* **Instructions to follow**
Each record below is to be copied word for word, with pictures removed.

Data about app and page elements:
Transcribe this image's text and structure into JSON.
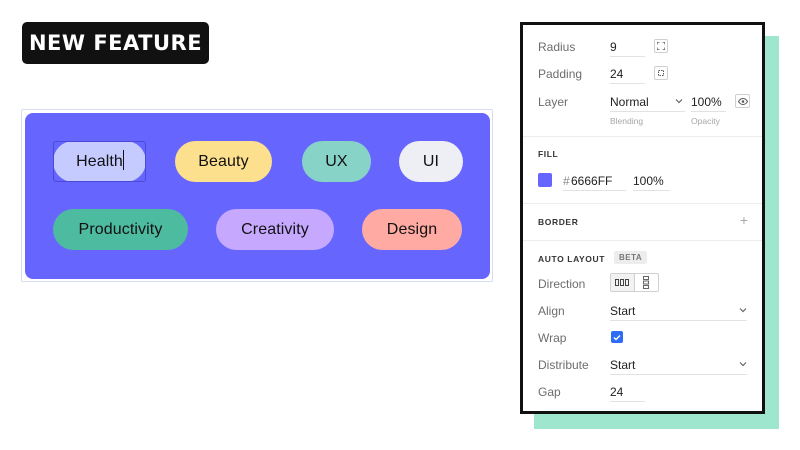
{
  "badge": {
    "text": "NEW FEATURE"
  },
  "canvas": {
    "tags": [
      {
        "label": "Health",
        "color": "#c5cbff"
      },
      {
        "label": "Beauty",
        "color": "#fde08e"
      },
      {
        "label": "UX",
        "color": "#88d3c7"
      },
      {
        "label": "UI",
        "color": "#eeeef5"
      },
      {
        "label": "Productivity",
        "color": "#4dbb9f"
      },
      {
        "label": "Creativity",
        "color": "#c6a9ff"
      },
      {
        "label": "Design",
        "color": "#ffaaa3"
      }
    ],
    "frame_color": "#6666FF"
  },
  "panel": {
    "radius": {
      "label": "Radius",
      "value": "9"
    },
    "padding": {
      "label": "Padding",
      "value": "24"
    },
    "layer": {
      "label": "Layer",
      "blending_value": "Normal",
      "blending_sub": "Blending",
      "opacity_value": "100%",
      "opacity_sub": "Opacity"
    },
    "fill": {
      "title": "FILL",
      "hash": "#",
      "hex": "6666FF",
      "opacity": "100%"
    },
    "border": {
      "title": "BORDER"
    },
    "auto_layout": {
      "title": "AUTO LAYOUT",
      "beta": "BETA",
      "direction_label": "Direction",
      "align_label": "Align",
      "align_value": "Start",
      "wrap_label": "Wrap",
      "wrap_checked": true,
      "distribute_label": "Distribute",
      "distribute_value": "Start",
      "gap_label": "Gap",
      "gap_value": "24"
    }
  }
}
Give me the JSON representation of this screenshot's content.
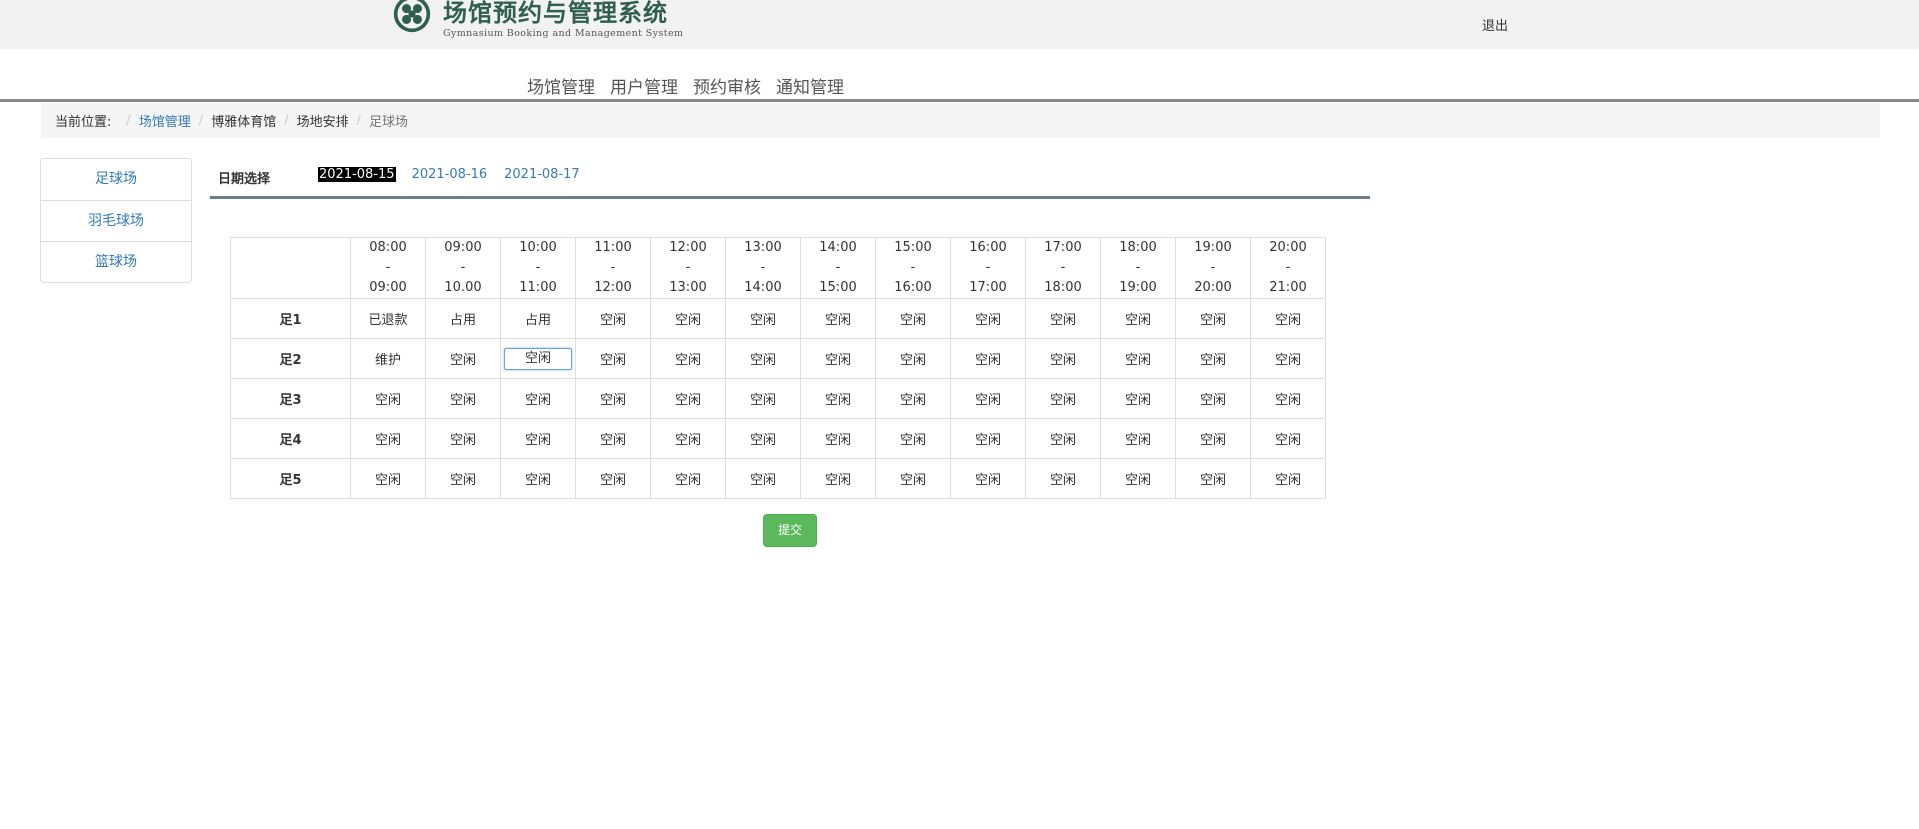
{
  "header": {
    "logo_cn": "场馆预约与管理系统",
    "logo_en": "Gymnasium Booking and Management System",
    "logout_label": "退出"
  },
  "nav": {
    "items": [
      "场馆管理",
      "用户管理",
      "预约审核",
      "通知管理"
    ]
  },
  "breadcrumb": {
    "label": "当前位置:",
    "items": [
      "场馆管理",
      "博雅体育馆",
      "场地安排",
      "足球场"
    ]
  },
  "sidebar": {
    "items": [
      "足球场",
      "羽毛球场",
      "篮球场"
    ]
  },
  "datebar": {
    "label": "日期选择",
    "dates": [
      "2021-08-15",
      "2021-08-16",
      "2021-08-17"
    ],
    "selected": "2021-08-15"
  },
  "schedule": {
    "time_slots": [
      [
        "08:00",
        "09:00"
      ],
      [
        "09:00",
        "10.00"
      ],
      [
        "10:00",
        "11:00"
      ],
      [
        "11:00",
        "12:00"
      ],
      [
        "12:00",
        "13:00"
      ],
      [
        "13:00",
        "14:00"
      ],
      [
        "14:00",
        "15:00"
      ],
      [
        "15:00",
        "16:00"
      ],
      [
        "16:00",
        "17:00"
      ],
      [
        "17:00",
        "18:00"
      ],
      [
        "18:00",
        "19:00"
      ],
      [
        "19:00",
        "20:00"
      ],
      [
        "20:00",
        "21:00"
      ]
    ],
    "dash": "-",
    "courts": [
      {
        "name": "足1",
        "slots": [
          "已退款",
          "占用",
          "占用",
          "空闲",
          "空闲",
          "空闲",
          "空闲",
          "空闲",
          "空闲",
          "空闲",
          "空闲",
          "空闲",
          "空闲"
        ]
      },
      {
        "name": "足2",
        "slots": [
          "维护",
          "空闲",
          "空闲",
          "空闲",
          "空闲",
          "空闲",
          "空闲",
          "空闲",
          "空闲",
          "空闲",
          "空闲",
          "空闲",
          "空闲"
        ]
      },
      {
        "name": "足3",
        "slots": [
          "空闲",
          "空闲",
          "空闲",
          "空闲",
          "空闲",
          "空闲",
          "空闲",
          "空闲",
          "空闲",
          "空闲",
          "空闲",
          "空闲",
          "空闲"
        ]
      },
      {
        "name": "足4",
        "slots": [
          "空闲",
          "空闲",
          "空闲",
          "空闲",
          "空闲",
          "空闲",
          "空闲",
          "空闲",
          "空闲",
          "空闲",
          "空闲",
          "空闲",
          "空闲"
        ]
      },
      {
        "name": "足5",
        "slots": [
          "空闲",
          "空闲",
          "空闲",
          "空闲",
          "空闲",
          "空闲",
          "空闲",
          "空闲",
          "空闲",
          "空闲",
          "空闲",
          "空闲",
          "空闲"
        ]
      }
    ]
  },
  "submit_label": "提交",
  "colors": {
    "link": "#337ab7",
    "submit": "#5cb85c",
    "logo": "#2e5f4f",
    "nav_underline": "#888888"
  }
}
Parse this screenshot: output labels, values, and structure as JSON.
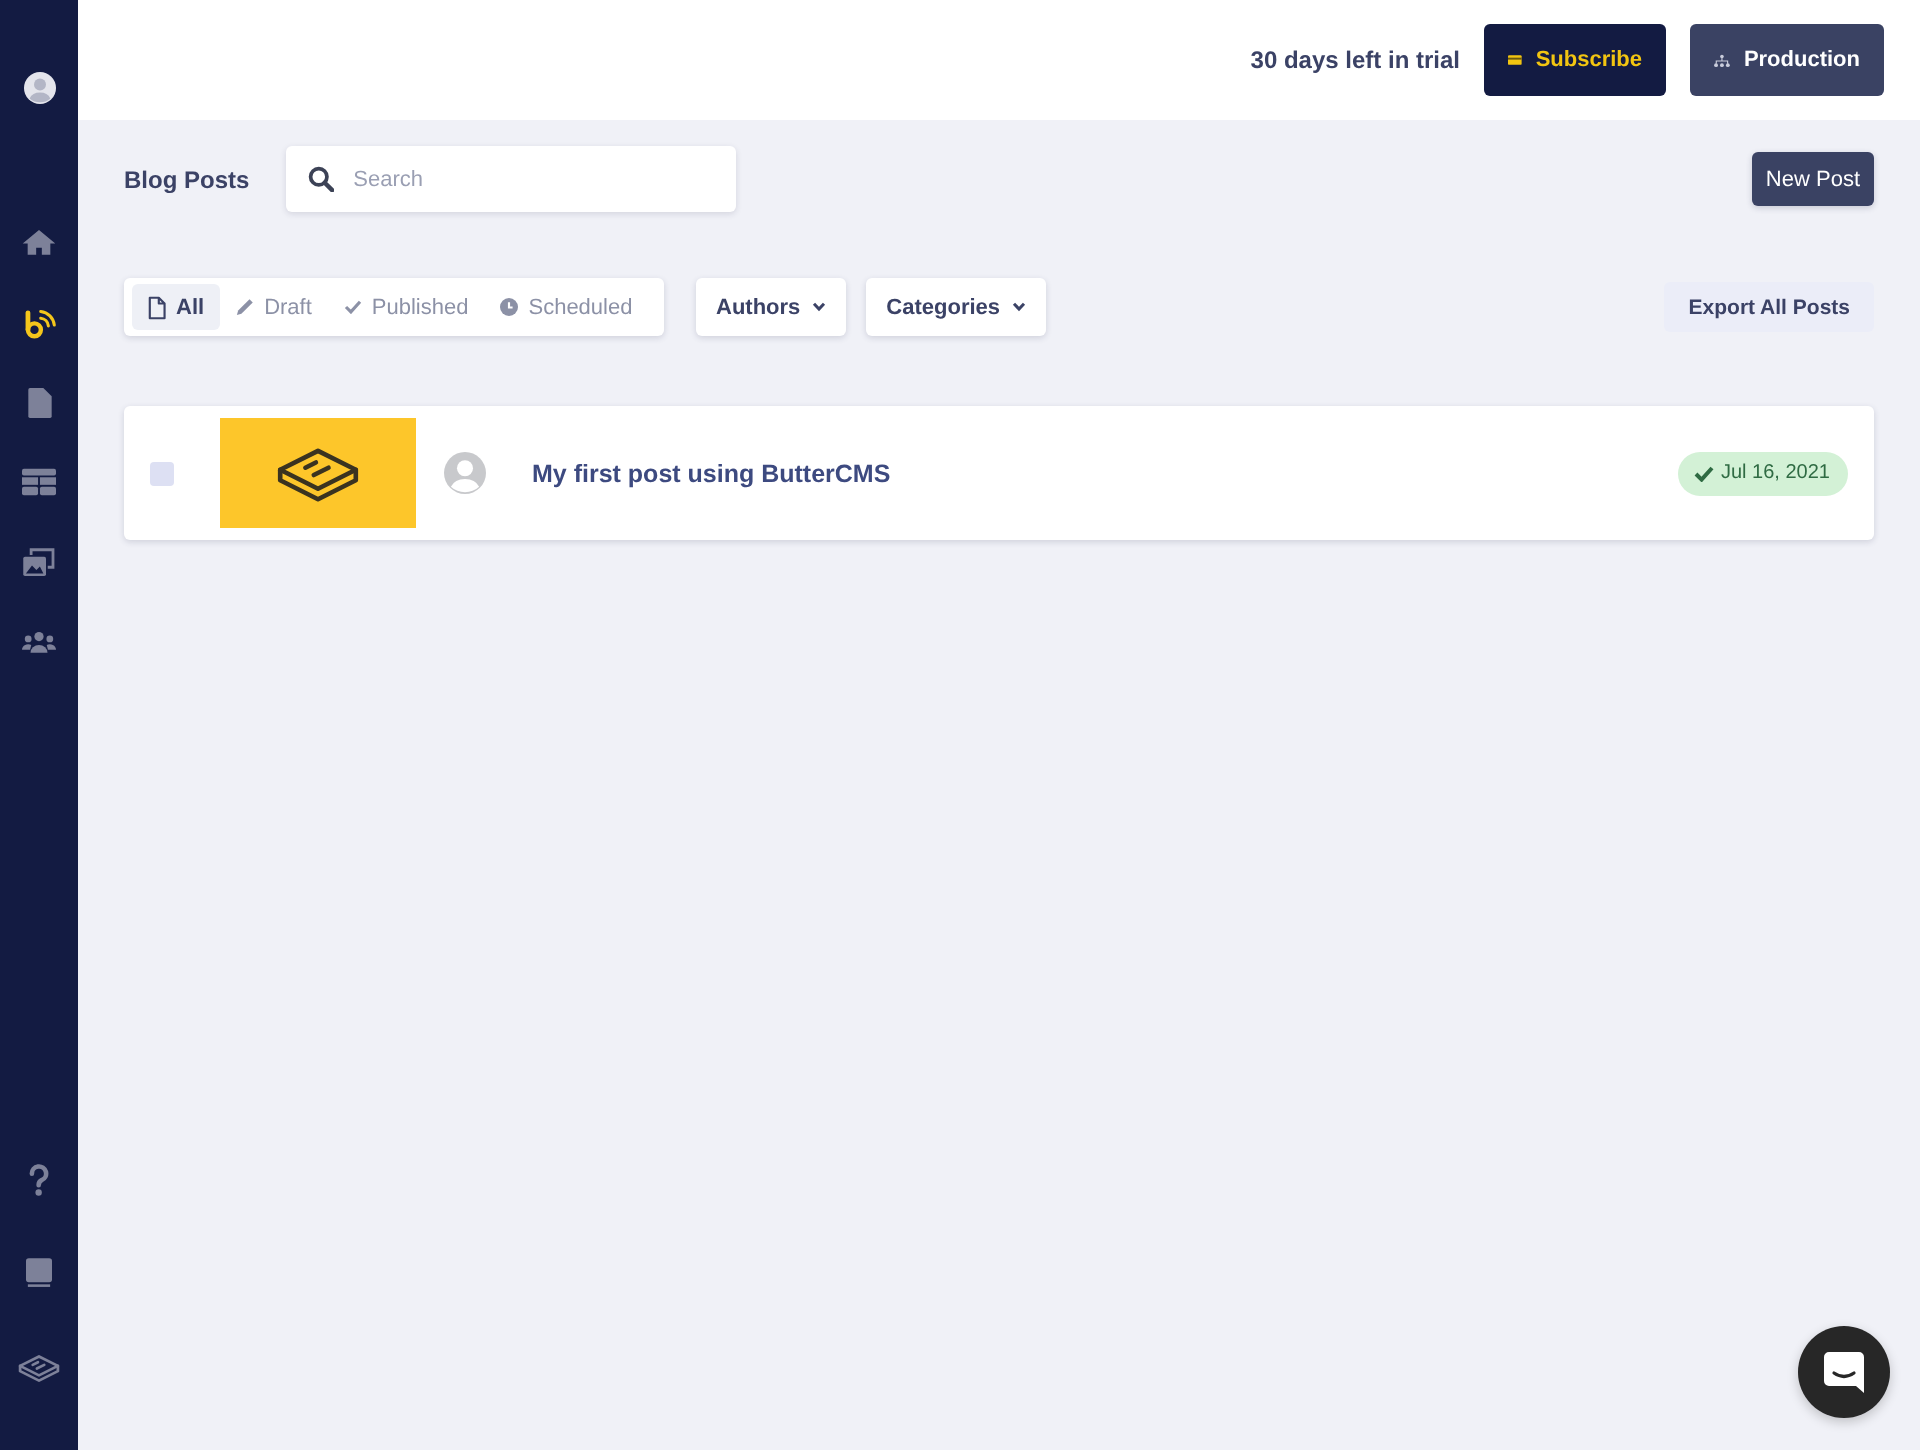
{
  "sidebar": {
    "nav_items": [
      {
        "kind": "home",
        "selected": false
      },
      {
        "kind": "blog",
        "selected": true
      },
      {
        "kind": "pages",
        "selected": false
      },
      {
        "kind": "collections",
        "selected": false
      },
      {
        "kind": "media",
        "selected": false
      },
      {
        "kind": "users",
        "selected": false
      }
    ],
    "bottom_items": [
      {
        "kind": "help"
      },
      {
        "kind": "docs"
      },
      {
        "kind": "logo"
      }
    ]
  },
  "header": {
    "trial_notice": "30 days left in trial",
    "subscribe_button": "Subscribe",
    "environment_button": "Production"
  },
  "toolbar": {
    "title": "Blog Posts",
    "search": {
      "placeholder": "Search"
    },
    "new_post_button": "New Post"
  },
  "filters": {
    "status_tabs": [
      {
        "kind": "all",
        "label": "All",
        "selected": true
      },
      {
        "kind": "draft",
        "label": "Draft",
        "selected": false
      },
      {
        "kind": "published",
        "label": "Published",
        "selected": false
      },
      {
        "kind": "scheduled",
        "label": "Scheduled",
        "selected": false
      }
    ],
    "dropdowns": [
      "Authors",
      "Categories"
    ],
    "export_link": "Export All Posts"
  },
  "posts": [
    {
      "checked": false,
      "title": "My first post using ButterCMS",
      "published": true,
      "date": "Jul 16, 2021"
    }
  ]
}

* **Response below**
Transcribe this image's text and structure into JSON.
{
  "badge": {
    "text": "NEW FEATURE"
  },
  "canvas": {
    "tags": [
      {
        "label": "Health",
        "color": "#c5cbff"
      },
      {
        "label": "Beauty",
        "color": "#fde08e"
      },
      {
        "label": "UX",
        "color": "#88d3c7"
      },
      {
        "label": "UI",
        "color": "#eeeef5"
      },
      {
        "label": "Productivity",
        "color": "#4dbb9f"
      },
      {
        "label": "Creativity",
        "color": "#c6a9ff"
      },
      {
        "label": "Design",
        "color": "#ffaaa3"
      }
    ],
    "frame_color": "#6666FF"
  },
  "panel": {
    "radius": {
      "label": "Radius",
      "value": "9"
    },
    "padding": {
      "label": "Padding",
      "value": "24"
    },
    "layer": {
      "label": "Layer",
      "blending_value": "Normal",
      "blending_sub": "Blending",
      "opacity_value": "100%",
      "opacity_sub": "Opacity"
    },
    "fill": {
      "title": "FILL",
      "hash": "#",
      "hex": "6666FF",
      "opacity": "100%"
    },
    "border": {
      "title": "BORDER"
    },
    "auto_layout": {
      "title": "AUTO LAYOUT",
      "beta": "BETA",
      "direction_label": "Direction",
      "align_label": "Align",
      "align_value": "Start",
      "wrap_label": "Wrap",
      "wrap_checked": true,
      "distribute_label": "Distribute",
      "distribute_value": "Start",
      "gap_label": "Gap",
      "gap_value": "24"
    }
  }
}
Give me the JSON representation of this screenshot's content.
{
  "header": {
    "logo_cn": "场馆预约与管理系统",
    "logo_en": "Gymnasium Booking and Management System",
    "logout_label": "退出"
  },
  "nav": {
    "items": [
      "场馆管理",
      "用户管理",
      "预约审核",
      "通知管理"
    ]
  },
  "breadcrumb": {
    "label": "当前位置:",
    "items": [
      "场馆管理",
      "博雅体育馆",
      "场地安排",
      "足球场"
    ]
  },
  "sidebar": {
    "items": [
      "足球场",
      "羽毛球场",
      "篮球场"
    ]
  },
  "datebar": {
    "label": "日期选择",
    "dates": [
      "2021-08-15",
      "2021-08-16",
      "2021-08-17"
    ],
    "selected": "2021-08-15"
  },
  "schedule": {
    "time_slots": [
      [
        "08:00",
        "09:00"
      ],
      [
        "09:00",
        "10.00"
      ],
      [
        "10:00",
        "11:00"
      ],
      [
        "11:00",
        "12:00"
      ],
      [
        "12:00",
        "13:00"
      ],
      [
        "13:00",
        "14:00"
      ],
      [
        "14:00",
        "15:00"
      ],
      [
        "15:00",
        "16:00"
      ],
      [
        "16:00",
        "17:00"
      ],
      [
        "17:00",
        "18:00"
      ],
      [
        "18:00",
        "19:00"
      ],
      [
        "19:00",
        "20:00"
      ],
      [
        "20:00",
        "21:00"
      ]
    ],
    "dash": "-",
    "courts": [
      {
        "name": "足1",
        "slots": [
          "已退款",
          "占用",
          "占用",
          "空闲",
          "空闲",
          "空闲",
          "空闲",
          "空闲",
          "空闲",
          "空闲",
          "空闲",
          "空闲",
          "空闲"
        ]
      },
      {
        "name": "足2",
        "slots": [
          "维护",
          "空闲",
          "空闲",
          "空闲",
          "空闲",
          "空闲",
          "空闲",
          "空闲",
          "空闲",
          "空闲",
          "空闲",
          "空闲",
          "空闲"
        ]
      },
      {
        "name": "足3",
        "slots": [
          "空闲",
          "空闲",
          "空闲",
          "空闲",
          "空闲",
          "空闲",
          "空闲",
          "空闲",
          "空闲",
          "空闲",
          "空闲",
          "空闲",
          "空闲"
        ]
      },
      {
        "name": "足4",
        "slots": [
          "空闲",
          "空闲",
          "空闲",
          "空闲",
          "空闲",
          "空闲",
          "空闲",
          "空闲",
          "空闲",
          "空闲",
          "空闲",
          "空闲",
          "空闲"
        ]
      },
      {
        "name": "足5",
        "slots": [
          "空闲",
          "空闲",
          "空闲",
          "空闲",
          "空闲",
          "空闲",
          "空闲",
          "空闲",
          "空闲",
          "空闲",
          "空闲",
          "空闲",
          "空闲"
        ]
      }
    ]
  },
  "submit_label": "提交",
  "colors": {
    "link": "#337ab7",
    "submit": "#5cb85c",
    "logo": "#2e5f4f",
    "nav_underline": "#888888"
  }
}
Parse this screenshot: output labels, values, and structure as JSON.
{
  "sidebar": {
    "nav_items": [
      {
        "kind": "home",
        "selected": false
      },
      {
        "kind": "blog",
        "selected": true
      },
      {
        "kind": "pages",
        "selected": false
      },
      {
        "kind": "collections",
        "selected": false
      },
      {
        "kind": "media",
        "selected": false
      },
      {
        "kind": "users",
        "selected": false
      }
    ],
    "bottom_items": [
      {
        "kind": "help"
      },
      {
        "kind": "docs"
      },
      {
        "kind": "logo"
      }
    ]
  },
  "header": {
    "trial_notice": "30 days left in trial",
    "subscribe_button": "Subscribe",
    "environment_button": "Production"
  },
  "toolbar": {
    "title": "Blog Posts",
    "search": {
      "placeholder": "Search"
    },
    "new_post_button": "New Post"
  },
  "filters": {
    "status_tabs": [
      {
        "kind": "all",
        "label": "All",
        "selected": true
      },
      {
        "kind": "draft",
        "label": "Draft",
        "selected": false
      },
      {
        "kind": "published",
        "label": "Published",
        "selected": false
      },
      {
        "kind": "scheduled",
        "label": "Scheduled",
        "selected": false
      }
    ],
    "dropdowns": [
      "Authors",
      "Categories"
    ],
    "export_link": "Export All Posts"
  },
  "posts": [
    {
      "checked": false,
      "title": "My first post using ButterCMS",
      "published": true,
      "date": "Jul 16, 2021"
    }
  ]
}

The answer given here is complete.